Governments will also find themselves in a challenging situation. To address the economic stress — reports of migrants leaving cities have already started to surface signaling the extent of uncertainty and the underlying distress — governments may have to respond by providing greater support to the economy than has been visible so far. But slower than expected growth will also dampen their revenues, forcing them to borrow more, putting further pressure on bond yields. Ratings agency, Fitch, which recently affirmed India’s “BBB-” sovereign rating, has warned that the outlook is negative, as there continues to be uncertainty over the country’s debt trajectory following the deterioration in public finances.

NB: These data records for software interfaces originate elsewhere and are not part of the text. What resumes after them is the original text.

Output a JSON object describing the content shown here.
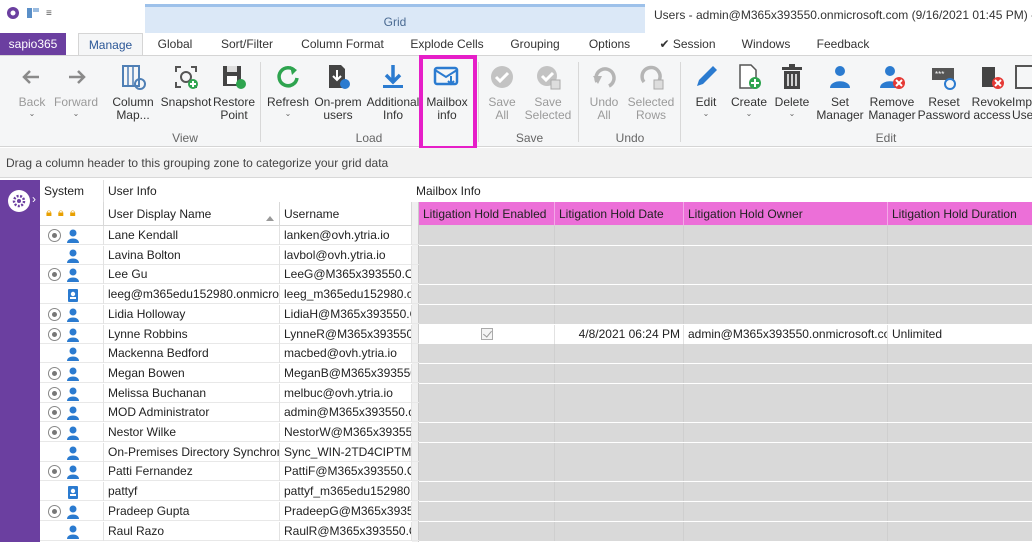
{
  "window": {
    "title": "Users - admin@M365x393550.onmicrosoft.com (9/16/2021 01:45 PM) - A",
    "context_tab": "Grid"
  },
  "tabs": {
    "app": "sapio365",
    "items": [
      "Manage",
      "Global",
      "Sort/Filter",
      "Column Format",
      "Explode Cells",
      "Grouping",
      "Options",
      "✔ Session",
      "Windows",
      "Feedback"
    ],
    "active": "Manage"
  },
  "ribbon": {
    "buttons": {
      "back": "Back",
      "forward": "Forward",
      "column_map_1": "Column",
      "column_map_2": "Map...",
      "snapshot": "Snapshot",
      "restore_1": "Restore",
      "restore_2": "Point",
      "refresh": "Refresh",
      "onprem_1": "On-prem",
      "onprem_2": "users",
      "additional_1": "Additional",
      "additional_2": "Info",
      "mailbox_1": "Mailbox",
      "mailbox_2": "info",
      "save_all_1": "Save",
      "save_all_2": "All",
      "save_sel_1": "Save",
      "save_sel_2": "Selected",
      "undo_all_1": "Undo",
      "undo_all_2": "All",
      "undo_sel_1": "Selected",
      "undo_sel_2": "Rows",
      "edit": "Edit",
      "create": "Create",
      "delete": "Delete",
      "set_mgr_1": "Set",
      "set_mgr_2": "Manager",
      "rem_mgr_1": "Remove",
      "rem_mgr_2": "Manager",
      "reset_1": "Reset",
      "reset_2": "Password",
      "revoke_1": "Revoke",
      "revoke_2": "access",
      "imp_1": "Imp",
      "imp_2": "Use"
    },
    "groups": {
      "view": "View",
      "load": "Load",
      "save": "Save",
      "undo": "Undo",
      "edit": "Edit"
    },
    "highlight_color": "#e61ec8"
  },
  "grouping_zone": "Drag a column header to this grouping zone to categorize your grid data",
  "grid": {
    "group_headers": {
      "system": "System",
      "user_info": "User Info",
      "mailbox_info": "Mailbox Info"
    },
    "columns": {
      "display_name": "User Display Name",
      "username": "Username",
      "lh_enabled": "Litigation Hold Enabled",
      "lh_date": "Litigation Hold Date",
      "lh_owner": "Litigation Hold Owner",
      "lh_duration": "Litigation Hold Duration"
    },
    "rows": [
      {
        "name": "Lane Kendall",
        "username": "lanken@ovh.ytria.io",
        "radio": true,
        "icon": "user"
      },
      {
        "name": "Lavina Bolton",
        "username": "lavbol@ovh.ytria.io",
        "radio": false,
        "icon": "user"
      },
      {
        "name": "Lee Gu",
        "username": "LeeG@M365x393550.OnM",
        "radio": true,
        "icon": "user"
      },
      {
        "name": "leeg@m365edu152980.onmicros",
        "username": "leeg_m365edu152980.onr",
        "radio": false,
        "icon": "guest"
      },
      {
        "name": "Lidia Holloway",
        "username": "LidiaH@M365x393550.Or",
        "radio": true,
        "icon": "user"
      },
      {
        "name": "Lynne Robbins",
        "username": "LynneR@M365x393550.O",
        "radio": true,
        "icon": "user",
        "lh_enabled": true,
        "lh_date": "4/8/2021 06:24 PM",
        "lh_owner": "admin@M365x393550.onmicrosoft.coı",
        "lh_duration": "Unlimited"
      },
      {
        "name": "Mackenna Bedford",
        "username": "macbed@ovh.ytria.io",
        "radio": false,
        "icon": "user"
      },
      {
        "name": "Megan Bowen",
        "username": "MeganB@M365x393550.(",
        "radio": true,
        "icon": "user"
      },
      {
        "name": "Melissa Buchanan",
        "username": "melbuc@ovh.ytria.io",
        "radio": true,
        "icon": "user"
      },
      {
        "name": "MOD Administrator",
        "username": "admin@M365x393550.on",
        "radio": true,
        "icon": "user"
      },
      {
        "name": "Nestor Wilke",
        "username": "NestorW@M365x393550.(",
        "radio": true,
        "icon": "user"
      },
      {
        "name": "On-Premises Directory Synchron",
        "username": "Sync_WIN-2TD4CIPTM58_",
        "radio": false,
        "icon": "user"
      },
      {
        "name": "Patti Fernandez",
        "username": "PattiF@M365x393550.Onl",
        "radio": true,
        "icon": "user"
      },
      {
        "name": "pattyf",
        "username": "pattyf_m365edu152980.oı",
        "radio": false,
        "icon": "guest"
      },
      {
        "name": "Pradeep Gupta",
        "username": "PradeepG@M365x393550",
        "radio": true,
        "icon": "user"
      },
      {
        "name": "Raul Razo",
        "username": "RaulR@M365x393550.Onl",
        "radio": false,
        "icon": "user"
      }
    ]
  }
}
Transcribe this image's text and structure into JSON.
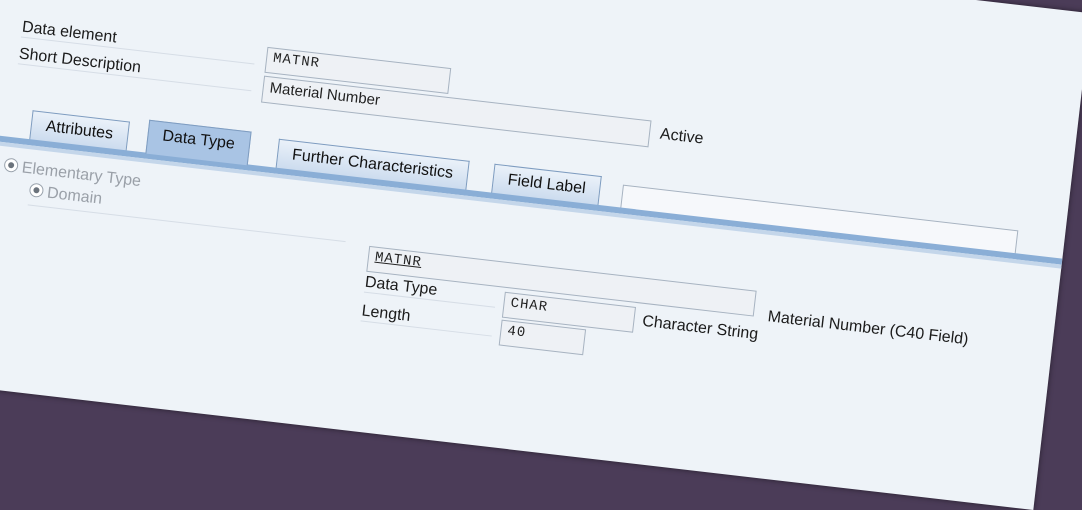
{
  "header": {
    "data_element_label": "Data element",
    "data_element_value": "MATNR",
    "short_description_label": "Short Description",
    "short_description_value": "Material Number",
    "status": "Active"
  },
  "tabs": [
    {
      "label": "Attributes",
      "active": false
    },
    {
      "label": "Data Type",
      "active": true
    },
    {
      "label": "Further Characteristics",
      "active": false
    },
    {
      "label": "Field Label",
      "active": false
    }
  ],
  "type_section": {
    "elementary_type_label": "Elementary Type",
    "domain_label": "Domain",
    "domain_value": "MATNR",
    "domain_description": "Material Number (C40 Field)",
    "data_type_label": "Data Type",
    "data_type_value": "CHAR",
    "data_type_description": "Character String",
    "length_label": "Length",
    "length_value": "40"
  }
}
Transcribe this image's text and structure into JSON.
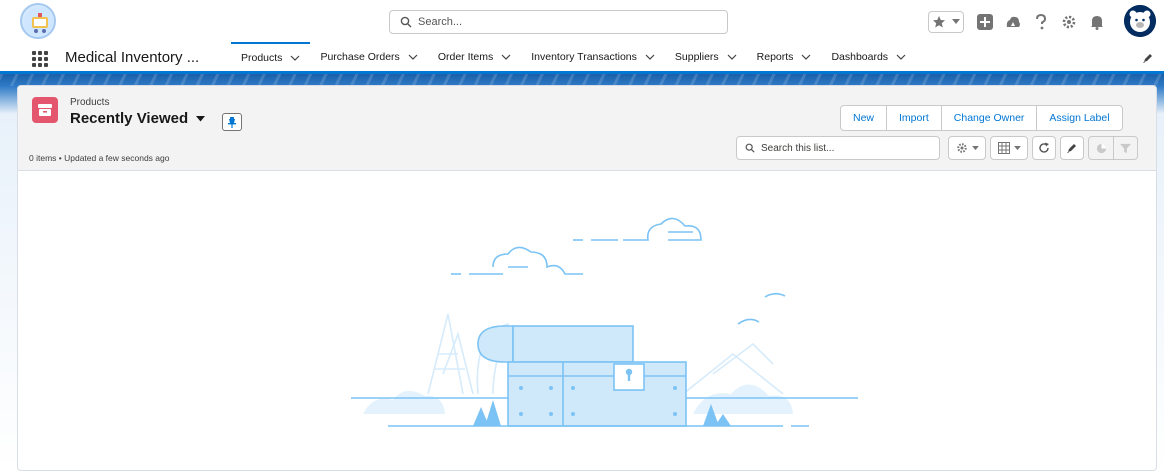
{
  "global_header": {
    "search_placeholder": "Search..."
  },
  "nav": {
    "app_name": "Medical Inventory ...",
    "items": [
      {
        "label": "Products",
        "active": true
      },
      {
        "label": "Purchase Orders",
        "active": false
      },
      {
        "label": "Order Items",
        "active": false
      },
      {
        "label": "Inventory Transactions",
        "active": false
      },
      {
        "label": "Suppliers",
        "active": false
      },
      {
        "label": "Reports",
        "active": false
      },
      {
        "label": "Dashboards",
        "active": false
      }
    ]
  },
  "list_view": {
    "object_label": "Products",
    "title": "Recently Viewed",
    "meta": "0 items • Updated a few seconds ago",
    "actions": [
      "New",
      "Import",
      "Change Owner",
      "Assign Label"
    ],
    "search_placeholder": "Search this list..."
  },
  "colors": {
    "brand_blue": "#0176d3",
    "object_icon": "#e3566e",
    "illustration_line": "#7cc3f5",
    "illustration_fill": "#cfe9fb"
  }
}
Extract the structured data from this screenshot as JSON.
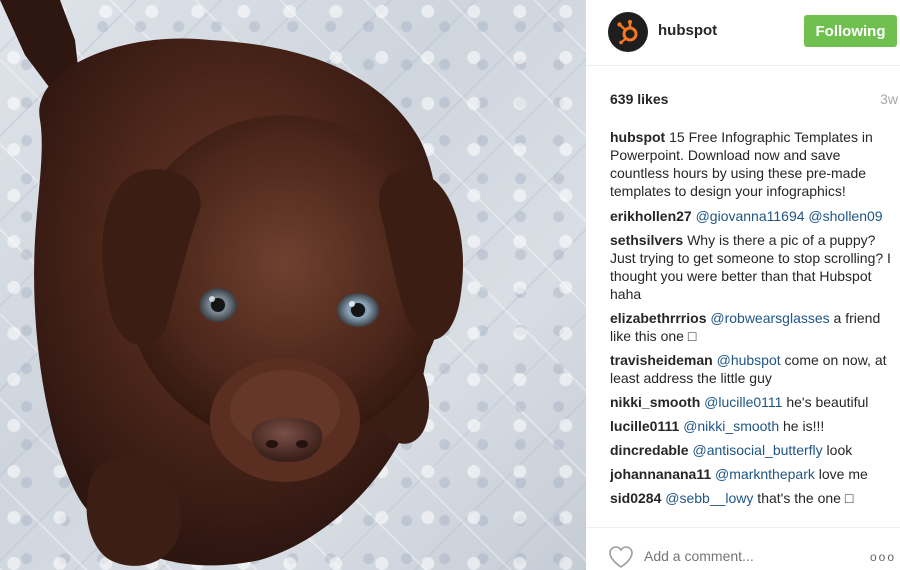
{
  "post": {
    "image_alt": "chocolate labrador puppy on tiled floor",
    "author": "hubspot",
    "follow_label": "Following",
    "likes": "639 likes",
    "age": "3w"
  },
  "caption": {
    "user": "hubspot",
    "text": "15 Free Infographic Templates in Powerpoint. Download now and save countless hours by using these pre-made templates to design your infographics!"
  },
  "comments": [
    {
      "user": "erikhollen27",
      "parts": [
        {
          "t": "m",
          "v": "@giovanna11694"
        },
        {
          "t": "s",
          "v": " "
        },
        {
          "t": "m",
          "v": "@shollen09"
        }
      ]
    },
    {
      "user": "sethsilvers",
      "parts": [
        {
          "t": "s",
          "v": "Why is there a pic of a puppy? Just trying to get someone to stop scrolling? I thought you were better than that Hubspot haha"
        }
      ]
    },
    {
      "user": "elizabethrrrios",
      "parts": [
        {
          "t": "m",
          "v": "@robwearsglasses"
        },
        {
          "t": "s",
          "v": " a friend like this one □"
        }
      ]
    },
    {
      "user": "travisheideman",
      "parts": [
        {
          "t": "m",
          "v": "@hubspot"
        },
        {
          "t": "s",
          "v": " come on now, at least address the little guy"
        }
      ]
    },
    {
      "user": "nikki_smooth",
      "parts": [
        {
          "t": "m",
          "v": "@lucille0111"
        },
        {
          "t": "s",
          "v": " he's beautiful"
        }
      ]
    },
    {
      "user": "lucille0111",
      "parts": [
        {
          "t": "m",
          "v": "@nikki_smooth"
        },
        {
          "t": "s",
          "v": " he is!!!"
        }
      ]
    },
    {
      "user": "dincredable",
      "parts": [
        {
          "t": "m",
          "v": "@antisocial_butterfly"
        },
        {
          "t": "s",
          "v": " look"
        }
      ]
    },
    {
      "user": "johannanana11",
      "parts": [
        {
          "t": "m",
          "v": "@marknthepark"
        },
        {
          "t": "s",
          "v": " love me"
        }
      ]
    },
    {
      "user": "sid0284",
      "parts": [
        {
          "t": "m",
          "v": "@sebb__lowy"
        },
        {
          "t": "s",
          "v": " that's the one □"
        }
      ]
    }
  ],
  "footer": {
    "add_comment_placeholder": "Add a comment...",
    "more_label": "ooo"
  },
  "colors": {
    "follow_green": "#70c050",
    "mention_blue": "#1f5584",
    "muted_gray": "#a5a7aa",
    "hubspot_orange": "#f57722"
  },
  "icons": [
    "hubspot-logo-icon",
    "heart-icon",
    "more-options-icon"
  ]
}
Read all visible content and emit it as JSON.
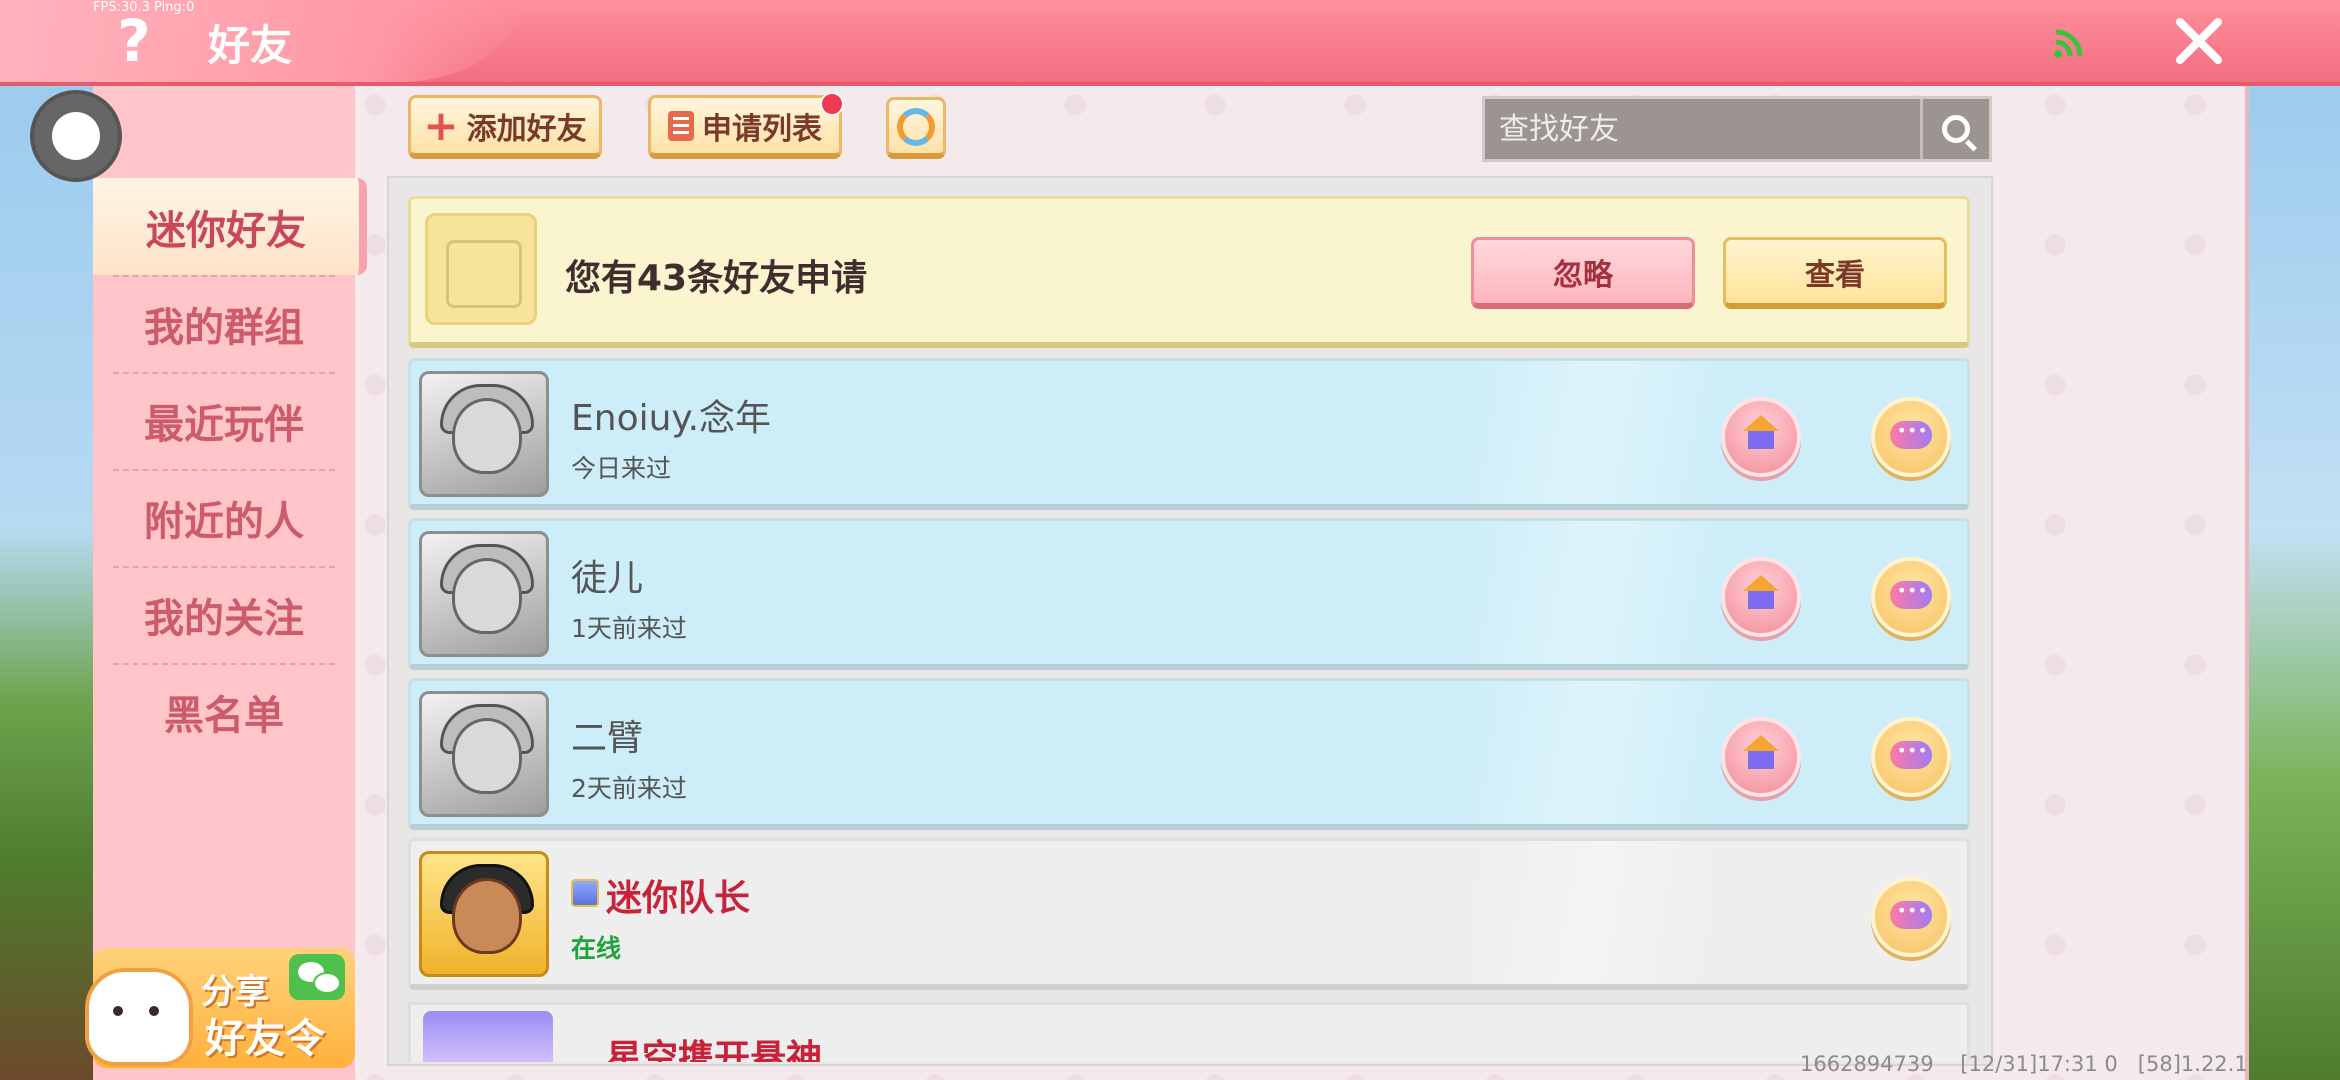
{
  "fps_text": "FPS:30.3  Ping:0",
  "header": {
    "title": "好友",
    "help_icon": "help-icon",
    "close_icon": "close-icon",
    "signal_icon": "wifi-icon"
  },
  "sidebar": {
    "items": [
      {
        "label": "迷你好友",
        "active": true
      },
      {
        "label": "我的群组"
      },
      {
        "label": "最近玩伴"
      },
      {
        "label": "附近的人"
      },
      {
        "label": "我的关注"
      },
      {
        "label": "黑名单"
      }
    ],
    "share": {
      "line1": "分享",
      "line2": "好友令"
    }
  },
  "toolbar": {
    "add_friend": "添加好友",
    "apply_list": "申请列表",
    "search_placeholder": "查找好友"
  },
  "request": {
    "text": "您有43条好友申请",
    "ignore": "忽略",
    "view": "查看"
  },
  "friends": [
    {
      "name": "Enoiuy.念年",
      "status": "今日来过"
    },
    {
      "name": "徒儿",
      "status": "1天前来过"
    },
    {
      "name": "二臂",
      "status": "2天前来过"
    },
    {
      "name": "迷你队长",
      "status": "在线"
    },
    {
      "name": "星空携开悬神"
    }
  ],
  "footer": {
    "text": "1662894739    [12/31]17:31 0   [58]1.22.1"
  },
  "colors": {
    "header": "#f26f80",
    "sidebar": "#ffc5c9",
    "friend_row": "#cdeef9",
    "request_row": "#fbf5cf"
  }
}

This economic uncertainty is unlikely to dissipate rapidly unless the COVID caseload begins to decline. Thus the primary objective of governments, at all levels, should be to expand the relief provided, ensure the availability of basic medical supplies, and work towards a dramatic ramp-up of the vaccination programme.